travel guide

Accommodation for foreighn student in the United Kingdom

student accommodationUniversity owned student accommodation varies from halls of residence to flats and houses ‘off campus’. Institutions usually provide information about accommodation available to their students and will normally have an accommodation office. In most cases accommodation will be arranged for your first year of study by your institution’s accommodation office. If you have any questions about this, you should contact your university directly for information.

Nearly all universities guarantee accommodation in either halls of residence or a room in university owned properties to undergraduate students in their first academic year and this is often the preferred choice for students themselves as it helps you to settle in and meet people. University owned accommodation can either be catered or self-catering. Catered accommodation provides meals in the student refectory and the price you pay for your room may or may not include provision of meals. This type of accommodation means you don’t have the hassle of shopping and cooking for yourself but the meals you get may not always be to your liking. On the other hand, self-catering may be more economical and you will have the ability to choose for yourself what you eat, although this may not always be the healthiest option!

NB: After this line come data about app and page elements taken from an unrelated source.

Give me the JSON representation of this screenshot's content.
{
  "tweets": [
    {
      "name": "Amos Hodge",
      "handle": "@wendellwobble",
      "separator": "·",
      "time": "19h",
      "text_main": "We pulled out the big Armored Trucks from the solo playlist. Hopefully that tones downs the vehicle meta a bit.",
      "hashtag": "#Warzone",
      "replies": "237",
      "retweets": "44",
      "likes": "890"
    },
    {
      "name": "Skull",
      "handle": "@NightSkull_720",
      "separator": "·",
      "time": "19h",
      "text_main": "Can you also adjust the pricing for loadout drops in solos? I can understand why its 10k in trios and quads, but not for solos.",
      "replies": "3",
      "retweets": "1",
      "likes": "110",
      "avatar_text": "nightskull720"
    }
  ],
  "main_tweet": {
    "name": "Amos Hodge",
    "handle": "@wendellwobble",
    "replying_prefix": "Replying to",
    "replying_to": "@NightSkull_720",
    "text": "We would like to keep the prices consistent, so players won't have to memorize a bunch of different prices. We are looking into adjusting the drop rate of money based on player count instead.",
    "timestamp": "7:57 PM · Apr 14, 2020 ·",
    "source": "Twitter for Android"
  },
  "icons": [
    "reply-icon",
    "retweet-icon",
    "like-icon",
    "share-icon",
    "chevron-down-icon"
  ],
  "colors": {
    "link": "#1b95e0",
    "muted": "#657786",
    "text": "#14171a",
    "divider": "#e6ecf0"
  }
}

University owned accommodation typically consists of study bedrooms often with communal kitchen/dining areas and en-suite or shared bathroom facilities. Furnishing and basic bed linen are usually supplied although if the accommodation is off campus bed linen may not be supplied. Self-catering accommodation will provide fully equipped kitchen areas. Many campuses also include launderettes, banking facilities and convenience stores as well as pay phones, bars and recreational facilities.

Many universities reserve their self-contained properties for mature and/or foreign students. Typically these are flats or houses which are shared with other similar students. They can be a cheap option and are often in good locations. Also you do not have to worry about finding others to fill the flat as the institution will do this for you. This option is also the best choice if you are intending to study for only a short period of time, i.e. less than six months. For more information regarding this you should contact the accommodation office of your chosen university.

If you prefer to live in private accommodation (known as ‘off campus’) there are at least three options to consider. Sharing a private flat or house with a group of friends that you have made in your first year of study; responding to an advertisement to share with other students who you do not know; and living with a family who rent out rooms to students.
Sharing a rented property with friends is the most common option for non-first year students who have become friends with others whilst living in student halls during their first year. Obviously once you take on the responsibility of renting in the private sector it means that you are also responsible for bills and entering into a legal contract with the landlord. Normally leases are available for one year at a time. This type of accommodation can be found through letting agents; the accommodation office at your university; college notice boards; local newspapers and online property listings.
Renting a room in a family home is a good alternative for those who either are too late in applying for accommodation in halls of residence or who do not wish to stay in halls. The advantage of living with a family is that invariably home-cooked meals are included and the accommodation is comfortable and clean. The main disadvantage is usually, as your social life expands, the family you are staying with may not appreciate you returning home in the early hours of the morning and there may be restrictions on guests visiting you in your room. For more information about this type of accommodation your best starting point is, again, your accommodation office at your intended university.